Re: optimizing Amorphophallus growth
> From: Lester Kallus <email@example.com>
> Subject: optimizing Amorphophallus growth
> > Will an amorphophallus grow appreciably better planted directly in the
> > ground than it does in a pot? I picked up a 4" paeoniifolius tuber while
I'll summarize the tradeoff as essentially unlimited root room versus
mobility when external conditions are poor.
I face this issue too, since A. konjac is the only amorph known to be
hardy in our coldest winters. (I'd be most surprised - but very pleased -
to hear of others.)
I've run a couple of informal tests with konjac; with plenty of water in
both environments they get bigger faster in the ground. One of the
uncorrected-for flaws is that my outside konjacs have always been grown in
full sun, much higher light than where the pots go out for the summer.

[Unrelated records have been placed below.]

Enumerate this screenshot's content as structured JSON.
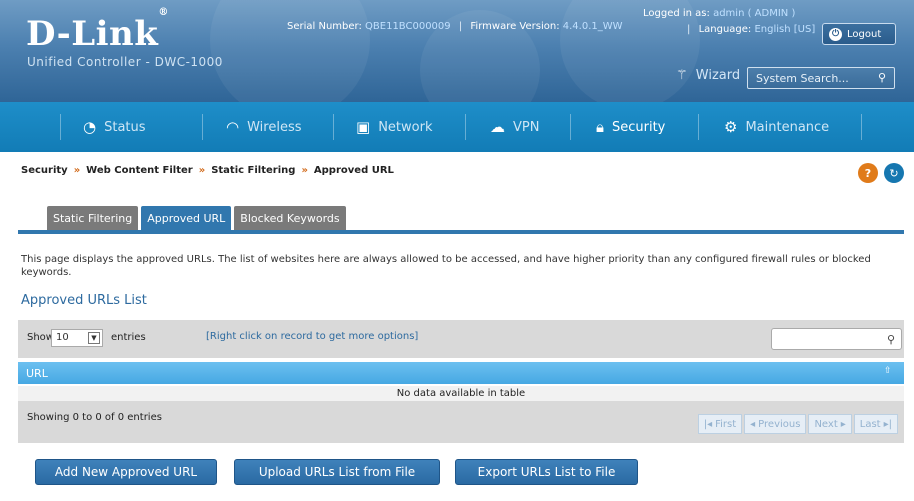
{
  "header": {
    "logo": "D-Link",
    "subtitle": "Unified Controller - DWC-1000",
    "serial_label": "Serial Number:",
    "serial_value": "QBE11BC000009",
    "firmware_label": "Firmware Version:",
    "firmware_value": "4.4.0.1_WW",
    "language_label": "Language:",
    "language_value": "English [US]",
    "logged_label": "Logged in as:",
    "logged_value": "admin ( ADMIN )",
    "logout_label": "Logout",
    "wizard_label": "Wizard",
    "search_placeholder": "System Search..."
  },
  "nav": {
    "items": [
      {
        "label": "Status",
        "icon": "dashboard-icon"
      },
      {
        "label": "Wireless",
        "icon": "wifi-icon"
      },
      {
        "label": "Network",
        "icon": "monitor-icon"
      },
      {
        "label": "VPN",
        "icon": "cloud-lock-icon"
      },
      {
        "label": "Security",
        "icon": "lock-icon"
      },
      {
        "label": "Maintenance",
        "icon": "gears-icon"
      }
    ],
    "active": "Security"
  },
  "breadcrumb": [
    "Security",
    "Web Content Filter",
    "Static Filtering",
    "Approved URL"
  ],
  "tabs": [
    {
      "label": "Static Filtering",
      "active": false
    },
    {
      "label": "Approved URL",
      "active": true
    },
    {
      "label": "Blocked Keywords",
      "active": false
    }
  ],
  "description": "This page displays the approved URLs. The list of websites here are always allowed to be accessed, and have higher priority than any configured firewall rules or blocked keywords.",
  "section_title": "Approved URLs List",
  "table": {
    "show_label": "Show",
    "show_value": "10",
    "entries_label": "entries",
    "hint": "[Right click on record to get more options]",
    "column": "URL",
    "empty_text": "No data available in table",
    "showing_text": "Showing 0 to 0 of 0 entries",
    "pager": {
      "first": "First",
      "previous": "Previous",
      "next": "Next",
      "last": "Last"
    }
  },
  "buttons": {
    "add": "Add New Approved URL",
    "upload": "Upload URLs List from File",
    "export": "Export URLs List to File"
  }
}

However, I don't grow any other amorphs in the ground - all are in pots.
The other factor, which I haven't seen mentioned yet, that tipped the
balance is that these things mostly seem to have a mind of their own,
going dormant and breaking dormancy when they please.
Offsets of a particular plant, potted in separate pots, in different parts
of the greenhouse (i.e., different light levels, as much as 5 C
temperature difference), which receive different amounts of water when
dormant, will all break dormancy within a couple of days. I've even had an
offset I removed from a pot and left sitting on a table, with no soil or
water for weeks and not much light, start growth within 48 hours of its
clones back in the moist soil in the greenhouse. My internal clock should
be so good.
With the more tropical species, that time seems to have no relation to the
external season here, even after several years in the same spot. (Quite
the opposite for Synandrospadix, which puts leaves up about now every year
and goes dormant every fall regardless of how I treat it in the interim.)
Since I found I had to keep an eye on them and grow in pots any which
started growth during inclement times outdoors anyway, I just grow them
all that way.
-- Steve Marak